If you have at least one year of continuous full-time or equivalent paid work experience in the past 10 years in one of 29 specific high-demand occupations, then you have a great opportunity to immigrate to Canada through the Skilled Worker program. However, there are other factors that measure whether you are qualified.
When you already have the work experience, you’ve already done the hard work. Instead of trying to figure out how to fulfill the complicated legal requirements for the Skilled Worker program, leave the next steps to qualified immigration attorneys. For over 15 years, Niren & Assocates have prepared applications for skilled workers, offering expertise in the field that has resulted in countless successful permanent resident cases.
“After almost an hour of waiting, I was called up and was asked some questions (which I was prepared for), then allowed on my way. I don’t think I would have ended up with the same results had I not used the assistance of your firm.
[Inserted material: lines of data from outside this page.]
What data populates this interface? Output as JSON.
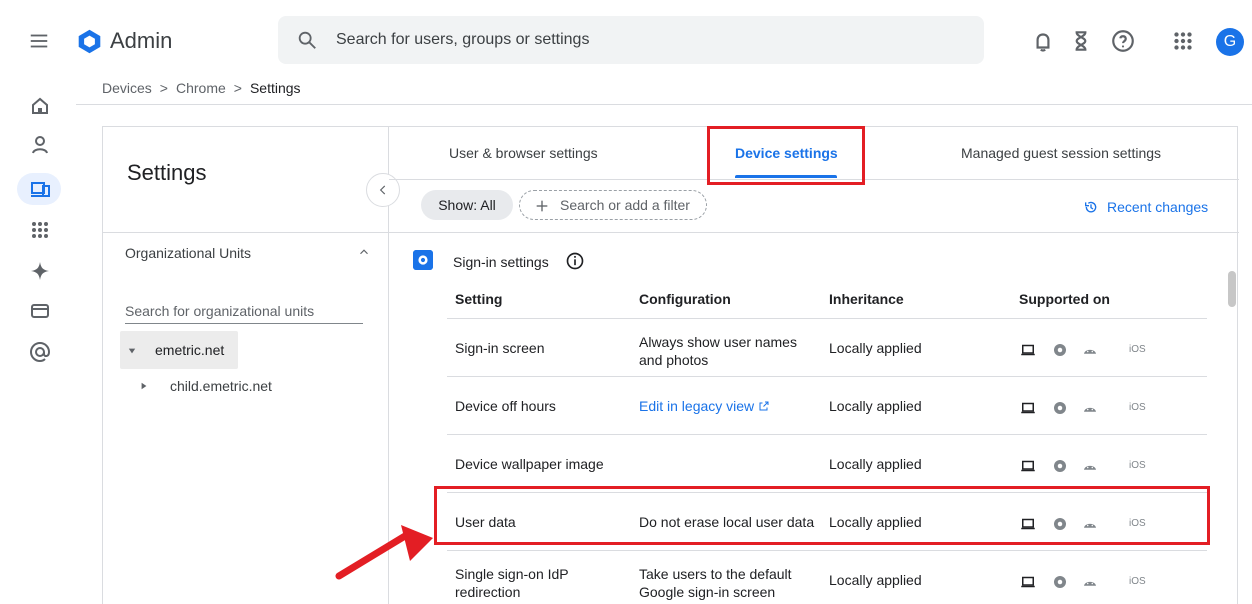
{
  "app": {
    "name": "Admin",
    "search_placeholder": "Search for users, groups or settings",
    "avatar_letter": "G"
  },
  "breadcrumb": [
    "Devices",
    ">",
    "Chrome",
    ">",
    "Settings"
  ],
  "left_panel": {
    "title": "Settings",
    "ou_title": "Organizational Units",
    "ou_search_placeholder": "Search for organizational units",
    "root_ou": "emetric.net",
    "child_ou": "child.emetric.net"
  },
  "tabs": [
    "User & browser settings",
    "Device settings",
    "Managed guest session settings"
  ],
  "filters": {
    "show": "Show: All",
    "search": "Search or add a filter",
    "recent": "Recent changes"
  },
  "section": {
    "title": "Sign-in settings",
    "columns": [
      "Setting",
      "Configuration",
      "Inheritance",
      "Supported on"
    ],
    "rows": [
      {
        "setting": "Sign-in screen",
        "configuration": "Always show user names and photos",
        "inheritance": "Locally applied",
        "supported": "iOS"
      },
      {
        "setting": "Device off hours",
        "configuration": "Edit in legacy view",
        "inheritance": "Locally applied",
        "supported": "iOS"
      },
      {
        "setting": "Device wallpaper image",
        "configuration": "",
        "inheritance": "Locally applied",
        "supported": "iOS"
      },
      {
        "setting": "User data",
        "configuration": "Do not erase local user data",
        "inheritance": "Locally applied",
        "supported": "iOS"
      },
      {
        "setting": "Single sign-on IdP redirection",
        "configuration": "Take users to the default Google sign-in screen",
        "inheritance": "Locally applied",
        "supported": "iOS"
      }
    ]
  },
  "colors": {
    "accent": "#1a73e8",
    "highlight": "#e31e24",
    "muted": "#80868b"
  },
  "icons": [
    "menu-icon",
    "admin-logo-icon",
    "search-icon",
    "notification-icon",
    "hourglass-icon",
    "help-icon",
    "apps-icon",
    "home-icon",
    "user-icon",
    "devices-icon",
    "apps-grid-icon",
    "sparkle-icon",
    "billing-icon",
    "at-sign-icon",
    "collapse-chevron-icon",
    "info-icon",
    "laptop-icon",
    "chrome-icon",
    "android-icon",
    "external-link-icon"
  ]
}
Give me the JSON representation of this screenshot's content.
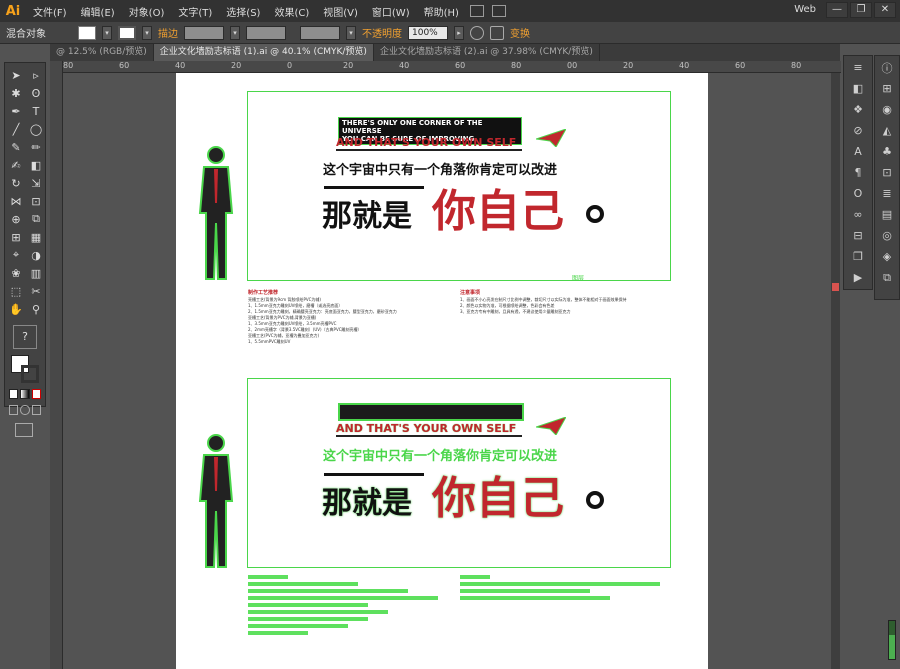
{
  "app": {
    "logo": "Ai",
    "menu": [
      "文件(F)",
      "编辑(E)",
      "对象(O)",
      "文字(T)",
      "选择(S)",
      "效果(C)",
      "视图(V)",
      "窗口(W)",
      "帮助(H)"
    ],
    "workspace": "Web",
    "window_buttons": [
      "—",
      "❐",
      "✕"
    ]
  },
  "control_bar": {
    "object_label": "混合对象",
    "stroke_label": "描边",
    "opacity_label": "不透明度",
    "opacity_value": "100%",
    "transform_label": "变换"
  },
  "tabs": [
    {
      "label": "@ 12.5% (RGB/预览)",
      "active": false
    },
    {
      "label": "企业文化墙励志标语 (1).ai @ 40.1% (CMYK/预览)",
      "active": true
    },
    {
      "label": "企业文化墙励志标语 (2).ai @ 37.98% (CMYK/预览)",
      "active": false
    }
  ],
  "ruler": {
    "h_ticks": [
      "80",
      "60",
      "40",
      "20",
      "0",
      "20",
      "40",
      "60",
      "80",
      "00",
      "20",
      "40",
      "60",
      "80"
    ],
    "v_ticks": [
      "1",
      "5",
      "0",
      "5",
      "0",
      "5",
      "0",
      "5",
      "0",
      "5",
      "0",
      "5"
    ]
  },
  "tools": [
    "selection-tool",
    "direct-selection-tool",
    "magic-wand-tool",
    "lasso-tool",
    "pen-tool",
    "type-tool",
    "line-tool",
    "ellipse-tool",
    "paintbrush-tool",
    "pencil-tool",
    "blob-brush-tool",
    "eraser-tool",
    "rotate-tool",
    "scale-tool",
    "width-tool",
    "free-transform-tool",
    "shape-builder-tool",
    "perspective-tool",
    "mesh-tool",
    "gradient-tool",
    "eyedropper-tool",
    "blend-tool",
    "symbol-sprayer-tool",
    "column-graph-tool",
    "artboard-tool",
    "slice-tool",
    "hand-tool",
    "zoom-tool"
  ],
  "artwork": {
    "top": {
      "line1": "THERE'S ONLY ONE CORNER OF THE UNIVERSE",
      "line2": "YOU CAN BE SURE OF IMPROVING",
      "line3": "AND THAT'S YOUR OWN SELF",
      "line4": "这个宇宙中只有一个角落你肯定可以改进",
      "line5a": "那就是",
      "line5b": "你自己",
      "label": "图层"
    },
    "bottom": {
      "line3": "AND THAT'S YOUR OWN SELF",
      "line4": "这个宇宙中只有一个角落你肯定可以改进",
      "line5a": "那就是",
      "line5b": "你自己"
    },
    "process_title": "制作工艺推荐",
    "notes_title": "注意事项",
    "process_items": [
      "亮槽工艺(背景为9cm 背胶喷绘PVC为辅)",
      "1、1.5mm亚克力雕刻UV喷绘，磨槽（或选亮底面）",
      "2、1.5mm亚克力雕刻，精确腰亮亚克力：亮底面亚克力，腰型亚克力，磨砂亚克力",
      "亚槽工艺(背景为PVC为辅,背景为亚槽)",
      "1、3.5mm亚克力雕刻UV喷绘，3.5mm亮槽PVC",
      "2、2mm亮槽字（背景3.5VC雕刻）(UV)（古典PVC雕刻亮槽）",
      "亚槽工艺(PVC为辅，亚槽为叠加亚克力)",
      "1、5.5mmPVC雕刻UV"
    ],
    "note_items": [
      "1、画面不小心亮发在制尺寸比例中调整，裁切尺寸以实际为准，整体不能相对于画面效果保持",
      "2、颜色以实物为准，可根据喷绘调整，色彩会有色差",
      "3、亚克力专有中雕刻，且具有透，不建议使用少量雕刻亚克力"
    ]
  }
}
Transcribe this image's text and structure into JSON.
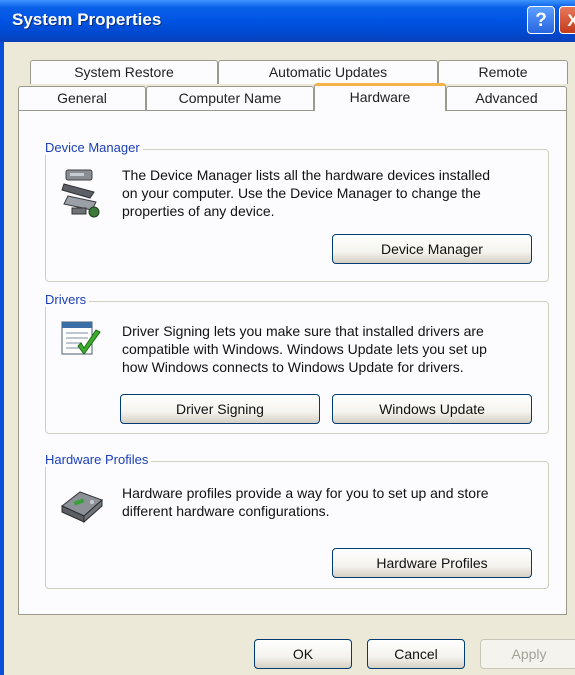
{
  "window": {
    "title": "System Properties"
  },
  "titlebar": {
    "help_glyph": "?",
    "close_glyph": "X"
  },
  "tabs": {
    "row1": [
      {
        "label": "System Restore"
      },
      {
        "label": "Automatic Updates"
      },
      {
        "label": "Remote"
      }
    ],
    "row2": [
      {
        "label": "General"
      },
      {
        "label": "Computer Name"
      },
      {
        "label": "Hardware"
      },
      {
        "label": "Advanced"
      }
    ],
    "active": "Hardware"
  },
  "device_manager": {
    "legend": "Device Manager",
    "line1": "The Device Manager lists all the hardware devices installed",
    "line2": "on your computer. Use the Device Manager to change the",
    "line3": "properties of any device.",
    "button": "Device Manager",
    "icon": "device-manager-icon"
  },
  "drivers": {
    "legend": "Drivers",
    "line1": "Driver Signing lets you make sure that installed drivers are",
    "line2": "compatible with Windows. Windows Update lets you set up",
    "line3": "how Windows connects to Windows Update for drivers.",
    "signing_button": "Driver Signing",
    "update_button": "Windows Update",
    "icon": "driver-signing-icon"
  },
  "hardware_profiles": {
    "legend": "Hardware Profiles",
    "line1": "Hardware profiles provide a way for you to set up and store",
    "line2": "different hardware configurations.",
    "button": "Hardware Profiles",
    "icon": "hardware-profiles-icon"
  },
  "footer": {
    "ok": "OK",
    "cancel": "Cancel",
    "apply": "Apply"
  },
  "colors": {
    "titlebar": "#0054e3",
    "face": "#ece9d8",
    "active_tab": "#f7b34a",
    "legend": "#1a3fb8"
  }
}
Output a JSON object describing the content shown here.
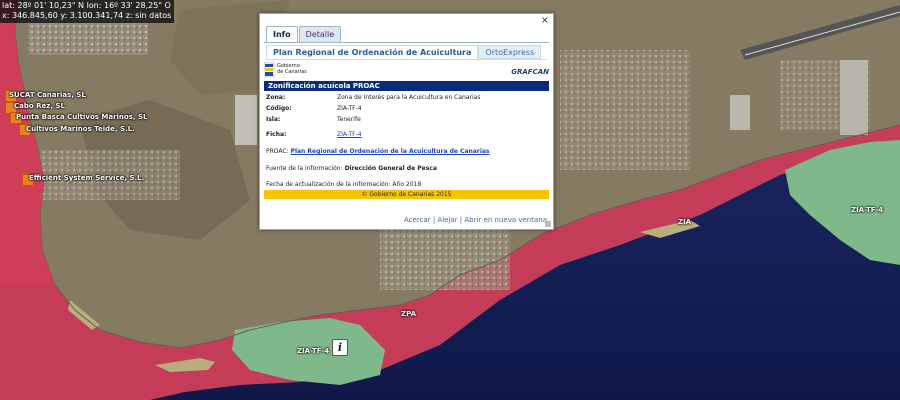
{
  "coords": {
    "line1": "lat: 28º 01' 10,23\" N  lon: 16º 33' 28,25\" O",
    "line2": "x: 346.845,60  y: 3.100.341,74  z: sin datos"
  },
  "map_labels": {
    "zia_left": "ZIA-TF-4",
    "zia_mid": "ZIA",
    "zia_right": "ZIA-TF-4",
    "zpa": "ZPA"
  },
  "farms": [
    "SUCAT Canarias, SL",
    "Cabo Rez, SL",
    "Punta Basca Cultivos Marinos, SL",
    "Cultivos Marinos Teide, S.L.",
    "Efficient System Service, S.L."
  ],
  "popup": {
    "close": "×",
    "tabs": [
      "Info",
      "Detalle"
    ],
    "subtabs": [
      "Plan Regional de Ordenación de Acuicultura",
      "OrtoExpress"
    ],
    "gob_logo_text": "Gobierno de Canarias",
    "grafcan": "GRAFCAN",
    "section_title": "Zonificación acuícola PROAC",
    "fields": [
      {
        "key": "Zona:",
        "value": "Zona de Interés para la Acuicultura en Canarias"
      },
      {
        "key": "Código:",
        "value": "ZIA-TF-4"
      },
      {
        "key": "Isla:",
        "value": "Tenerife"
      },
      {
        "key": "Ficha:",
        "value": "ZIA-TF-4"
      }
    ],
    "proac_label": "PROAC:",
    "proac_link": "Plan Regional de Ordenación de la Acuicultura de Canarias",
    "fuente_label": "Fuente de la información:",
    "fuente_value": "Dirección General de Pesca",
    "fecha_label": "Fecha de actualización de la información:",
    "fecha_value": "Año 2018",
    "footer": "© Gobierno de Canarias 2015",
    "actions": [
      "Acercar",
      "Alejar",
      "Abrir en nueva ventana"
    ],
    "sep": "|"
  },
  "info_pin": "i",
  "colors": {
    "ocean": "#151f5c",
    "zpa": "#cf3e58",
    "zia": "#7fb88a",
    "land": "#8a7d64",
    "header_bar": "#0a2a7a",
    "footer_bar": "#f7c400"
  }
}
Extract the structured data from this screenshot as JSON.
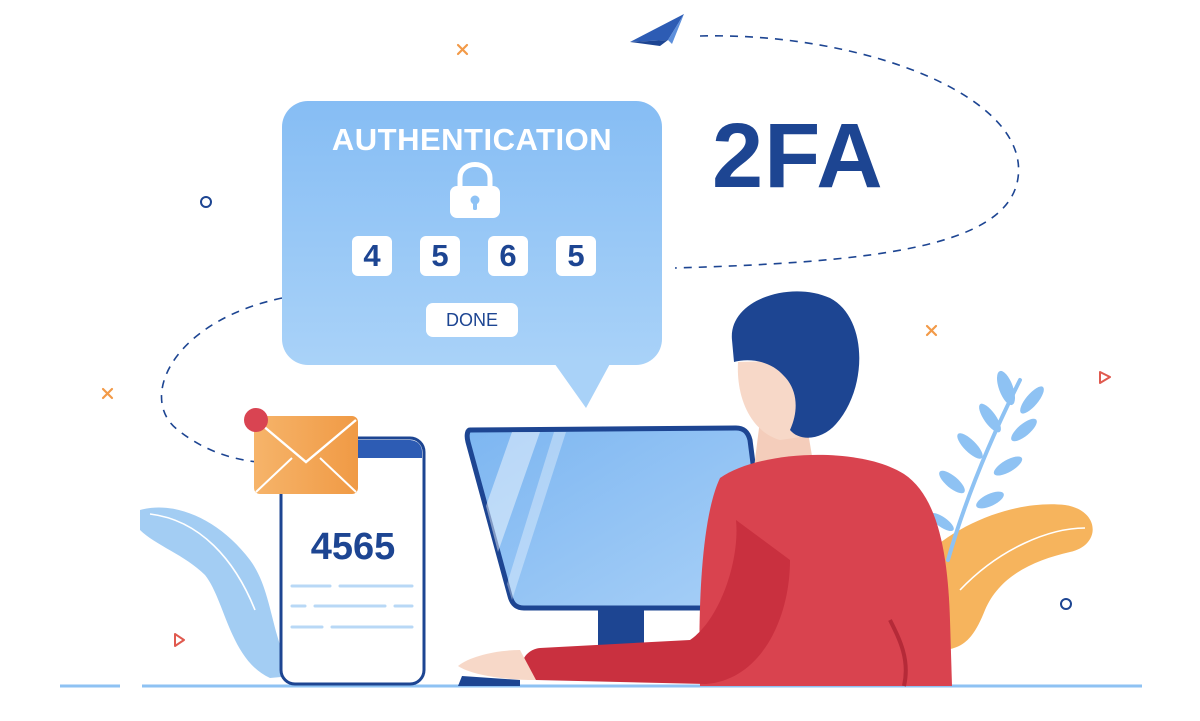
{
  "headline": {
    "text": "2FA"
  },
  "auth_card": {
    "title": "AUTHENTICATION",
    "icon": "lock-icon",
    "digits": [
      "4",
      "5",
      "6",
      "5"
    ],
    "done_label": "DONE"
  },
  "phone": {
    "code": "4565",
    "notification_icon": "envelope-icon"
  },
  "colors": {
    "navy": "#1d4592",
    "card_blue": "#8ec2f5",
    "sweater_red": "#d9434f",
    "envelope_orange": "#f4a04b",
    "leaf_blue": "#9ccaf2",
    "background": "#ffffff"
  }
}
I am grateful for the knowledge and professionalism that you had shown from beginning to end” – Jon H.
You Need Enough “Points” To Qualify as a Skilled Worker
To qualify as a skilled worker, applicants are assessed on a number of different “factors” about their personal circumstances and are awarded “points” for each factor.
These selection criteria are as follows:
- Education Maximum 25 Points
- Official Languages Maximum 24 Points
- Experience Maximum 21 Points
- Arranged Employment Maximum 10 Points
- Age Maximum 10 Points
- Adaptability Maximum 10 Points
TOTAL POINTS 100 Points
Points to Pass 67 Points
Note that to qualify under the Skilled Worker Class, you will have to have at least one (1) year of full-time (37.5 hours per week or more) work experience within the past ten (10) years in one of the occupations listed in either Skill Type 0 or Skill Level A or B of the National Occupational Classification (NOC). The NOC was developed by Human Resources Development Canada to be a systematic cataloguing of occupations in the Canadian labour market.
The NOC is divided into five (5) bands:
- Skill Type 0 Management Occupations
- Skill Level A Professional and Related occupations
- Skill Level B Technical, skilled trades and paraprofessional occupations
- Skill Level C Occupations of intermediate level, clerical or supportive functions
- Skill Level D Elemental sales or service and primary labour occupations
Subject to certain limited exceptions, only experience in Skill Type 0 or Skill Levels A and B are considered relevant for applicants in the Independent/Skilled Worker Class.
If You Don’t Have Enough “Points” to Qualify, You Still May Be Approved
If an applicant scores below sixty-seven (67) points, he/she may still be approved in cases where the immigration officer assessing the case exercises positive discretion in the applicant’s favour. The Immigration Regulations permits an immigration officer to exercise positive discretion in such a case, if the officer is of the opinion that it is likely that the applicant will economically establish himself/herself in Canada.
Beware, however, that the Immigration Regulations gives an immigration officer the power to exercise negative discretion in cases where the applicant scores 67 points or above if the officer forms the opinion that the applicant will unlikely economically establish himself/herself in Canada.
Our Chicago Immigration Firm Can Determine your Skilled Worker Score
Calculating your points can be somewhat complicated. It is more than just a matter of adding up the scores. It is NOT recommended that you rely on your own assessment. There are many legal issues involved in the proper calculation of immigration points that must be taken into consideration when adding up your score.
A thorough understanding of Canadian immigration law is required to accurately assess whether you have enough points to immigrate. It is recommended that you get a professional assessment to accurately calculate your score.
“We were facing immigration issues in our current country of residence, which carried several unpredictable issues and which could affect our Canadian Skilled Worker application. At this point we have been approved for our visa, and we can say unequivocally that without Niren & Associates’ expertise we would have been unable to make a strong enough case to the Canadian Immigration Service.” – Brian H.